Tom Nardi and I were talking about his trip to the Vintage Computer Festival on the podcast, and he admitted to not having been a retrocomputer aficionado before his first trip. But he ended up keying some binary machine code into some collection of archaic silicon, and he got it. In the same episode, the sound of the week was a Strowger switch — the old electromechanical “brain” of telephone switching centers of old. The sample I used was from Sam of Look Mum No Computer on YouTube, who got one for his museum and thinks it’s just awesome.
Why do people like this kind of old (obsolete?) tech? It’s certainly not because it’s overwhelmingly capable — the giant old switch is replaced easily by a stack of silicon, and don’t even get me started on the old blinkenlights computer that Tom was keying on. In both of these cases, the people are significantly younger than the tech they’re playing around with, so that rules out nostalgia. What’s left?

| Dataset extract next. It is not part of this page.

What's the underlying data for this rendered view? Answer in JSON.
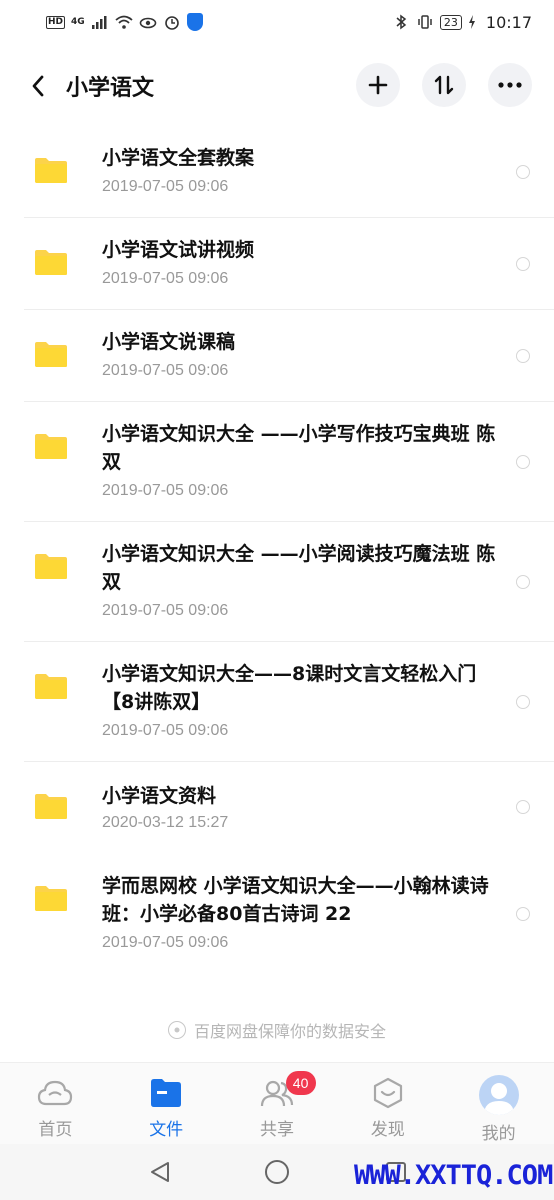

I think it’s that sometimes the older technology is more immediate, more understandable, more tangible, and that resonates with people. In a time when we all have wonder devices that can do anything, programmed in languages that are pleasant, using libraries that are nothing short of magical in terms of making difficult things easy, understanding how things work down to the ground is a rare commodity.
But it’s a strange position to find ourselves in, technologically, where there’s almost necessarily a trade-off between the usefulness and functionality of a device with the ability to understand fundamentally how it works.